We got to a point where we would communicate good news with one another, but the problem was that there wasn’t “good news.” I was running into brick wall after brick wall, with no real success. With all of these failures, with the lack of good news, I found that we weren’t communicating at all.

Not good for a relationship.

I wrote this post with 13 points and I am hopeful that it helps you recalibrate with your spouse during this exceptionally difficult period. I want you to take any of my points, and any others that you come up with, and then sit down with your spouse and have a real, open conversation.

The job search is not a time for a relationship to pause. I encourage you to keep the communication open and real, and realize that your job search is temporary, and hopefully your relationship will weather this hardship (and others) just fine.

Best wishes to you and your significant other as you navigate this very difficult period… together!

 

2 Comments »

Comment

Recruiters (and others) Smell the Blood of Job Seekers

November 16th, 2018

I had a fascinating conversation with a an HR friend of mine back in 2006, the year I lost my job and started JibberJobber.
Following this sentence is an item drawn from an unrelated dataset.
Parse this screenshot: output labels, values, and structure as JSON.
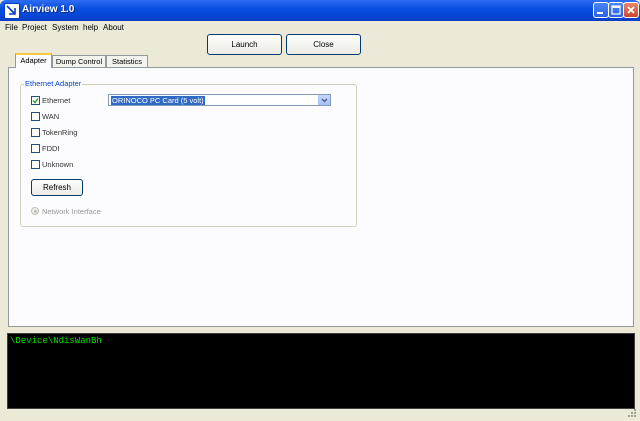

In this conversation he said “HR can smell blood from a mile away.”

It was as if the world stopped turning because he called me out, and I had a huge epiphany. You can read the original post here: I Smell Blood!

A year later I wrote Are You Bleeding? because by that time I had talked to a ton of job seekers and a common theme was that they were all proactively bleeding. The things they were saying, the way they were saying them, was bloody. It should an immense amount of hurt and grief.
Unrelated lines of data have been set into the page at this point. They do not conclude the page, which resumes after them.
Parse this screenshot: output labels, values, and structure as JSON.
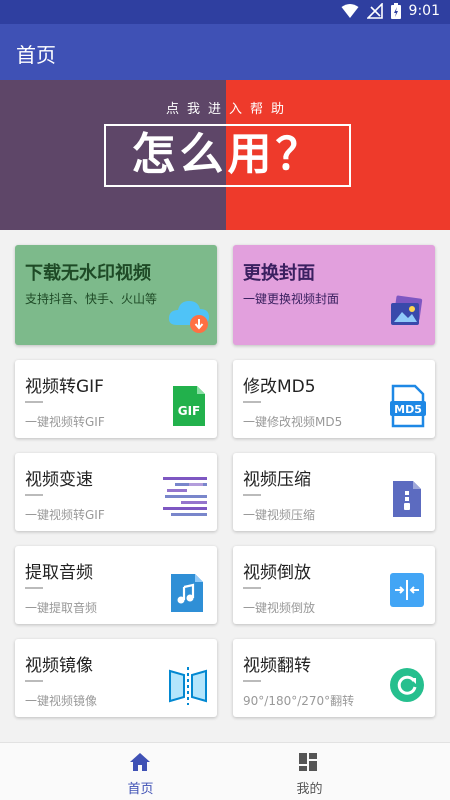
{
  "status": {
    "time": "9:01"
  },
  "appbar": {
    "title": "首页"
  },
  "banner": {
    "subtitle": "点我进入帮助",
    "headline": "怎么用？"
  },
  "colors": {
    "primary": "#3f51b5",
    "status_bar": "#2f3fa0",
    "banner_left": "#5e4668",
    "banner_right": "#ee3a2b",
    "card_green": "#7dba8b",
    "card_pink": "#e2a0dd",
    "tab_active": "#3f51b5",
    "tab_inactive": "#555555"
  },
  "featured": [
    {
      "title": "下载无水印视频",
      "subtitle": "支持抖音、快手、火山等",
      "icon": "cloud-download-icon"
    },
    {
      "title": "更换封面",
      "subtitle": "一键更换视频封面",
      "icon": "image-icon"
    }
  ],
  "tools": [
    {
      "title": "视频转GIF",
      "subtitle": "一键视频转GIF",
      "icon": "gif-file-icon"
    },
    {
      "title": "修改MD5",
      "subtitle": "一键修改视频MD5",
      "icon": "md5-file-icon"
    },
    {
      "title": "视频变速",
      "subtitle": "一键视频转GIF",
      "icon": "speed-icon"
    },
    {
      "title": "视频压缩",
      "subtitle": "一键视频压缩",
      "icon": "zip-file-icon"
    },
    {
      "title": "提取音频",
      "subtitle": "一键提取音频",
      "icon": "music-file-icon"
    },
    {
      "title": "视频倒放",
      "subtitle": "一键视频倒放",
      "icon": "reverse-icon"
    },
    {
      "title": "视频镜像",
      "subtitle": "一键视频镜像",
      "icon": "mirror-icon"
    },
    {
      "title": "视频翻转",
      "subtitle": "90°/180°/270°翻转",
      "icon": "rotate-icon"
    }
  ],
  "bottom_nav": [
    {
      "label": "首页",
      "icon": "home-icon",
      "active": true
    },
    {
      "label": "我的",
      "icon": "dashboard-icon",
      "active": false
    }
  ]
}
I’m not one to take that away from you, for sure. I went through my own period(s) where I had hurt and grief. But I had to learn that spewing this hurt and grief was keeping me out of networking opportunities, and keeping my friends and contacts from referring me into the right people.

You don’t recommend someone who has fresh wounds that are impacting their thinking into an important networking opportunity. It was like these people were bleeding, and not realizing they were stalling their job search.

It was a hard realization for me, but a super important one. I hoe these two posts help you.

See Comments / Leave a Comment »

Comment

Sanity in a Job Loss

November 9th, 2018

I recently wrote the post Job Loss Grief Stages. While doing so I was looking for old posts I had written about this topic and found this post from 2012:

Dumb Little Man: How to Keep Your Sanity After Losing Your Job

Dumb Little Man, btw, is a blog with “tips for life.” Anyway, in this post the author (Lesley Knowles) shares six IMPORTANT points to keep your sanity while you are also going through the mourning/loss stages.

Depression in the job search is real. In fact, a post by me (a guy) on depression in the job search is my most popular post, with over 500 comments. My issue was that I was used to being very logical and linear, and depression was clouding my thinking. Check it out here: Depression Clouds Everything.

Comments Off on Sanity in a Job Loss

« Previous Entries